> **WHAT YOU SHOULD DO**
Among the entries below, count the lines that contain the word "time". Respond with the count only.

___

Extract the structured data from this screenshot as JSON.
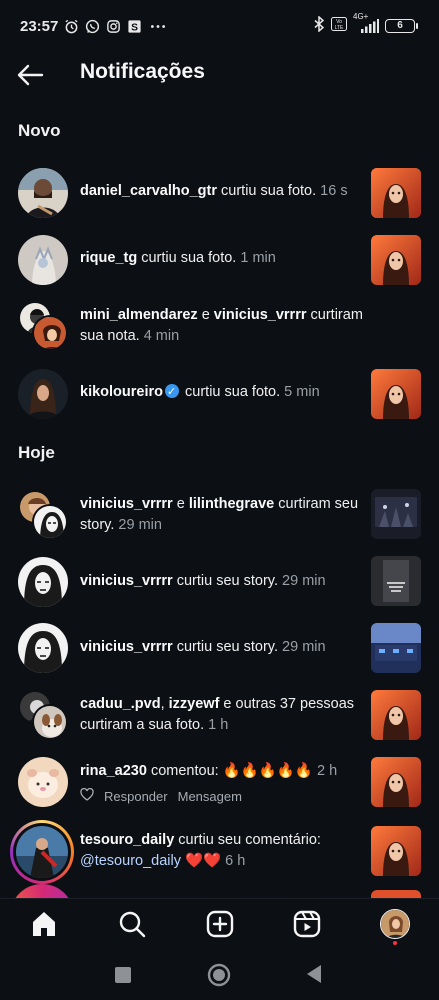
{
  "status_bar": {
    "time": "23:57",
    "battery": "6",
    "network": "4G+",
    "icons": [
      "alarm-icon",
      "whatsapp-icon",
      "instagram-icon",
      "s-app-icon",
      "more-dots-icon",
      "bluetooth-icon",
      "volte-icon",
      "signal-icon",
      "battery-icon"
    ]
  },
  "header": {
    "title": "Notificações",
    "back_icon": "arrow-left-icon"
  },
  "sections": {
    "new": "Novo",
    "today": "Hoje"
  },
  "notifications": {
    "n1": {
      "user": "daniel_carvalho_gtr",
      "text": " curtiu sua foto. ",
      "time": "16 s"
    },
    "n2": {
      "user": "rique_tg",
      "text": " curtiu sua foto. ",
      "time": "1 min"
    },
    "n3": {
      "user1": "mini_almendarez",
      "join": " e ",
      "user2": "vinicius_vrrrr",
      "text": " curtiram sua nota. ",
      "time": "4 min"
    },
    "n4": {
      "user": "kikoloureiro",
      "text": " curtiu sua foto. ",
      "time": "5 min"
    },
    "n5": {
      "user1": "vinicius_vrrrr",
      "join": " e ",
      "user2": "lilinthegrave",
      "text": " curtiram seu story. ",
      "time": "29 min"
    },
    "n6": {
      "user": "vinicius_vrrrr",
      "text": " curtiu seu story. ",
      "time": "29 min"
    },
    "n7": {
      "user": "vinicius_vrrrr",
      "text": " curtiu seu story. ",
      "time": "29 min"
    },
    "n8": {
      "user1": "caduu_.pvd",
      "join": ", ",
      "user2": "izzyewf",
      "text": " e outras 37 pessoas curtiram a sua foto. ",
      "time": "1 h"
    },
    "n9": {
      "user": "rina_a230",
      "text": " comentou: 🔥🔥🔥🔥🔥 ",
      "time": "2 h",
      "reply": "Responder",
      "message": "Mensagem"
    },
    "n10": {
      "user": "tesouro_daily",
      "text": " curtiu seu comentário: ",
      "mention": "@tesouro_daily",
      "hearts": " ❤️❤️ ",
      "time": "6 h"
    }
  },
  "bottom_nav": [
    "home-icon",
    "search-icon",
    "create-icon",
    "reels-icon",
    "profile-avatar"
  ],
  "colors": {
    "background": "#0c0f14",
    "secondary_text": "#9aa0a6",
    "verified": "#3897f0",
    "badge": "#ff3040"
  }
}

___

> **EXERCISE SOLUTION**
11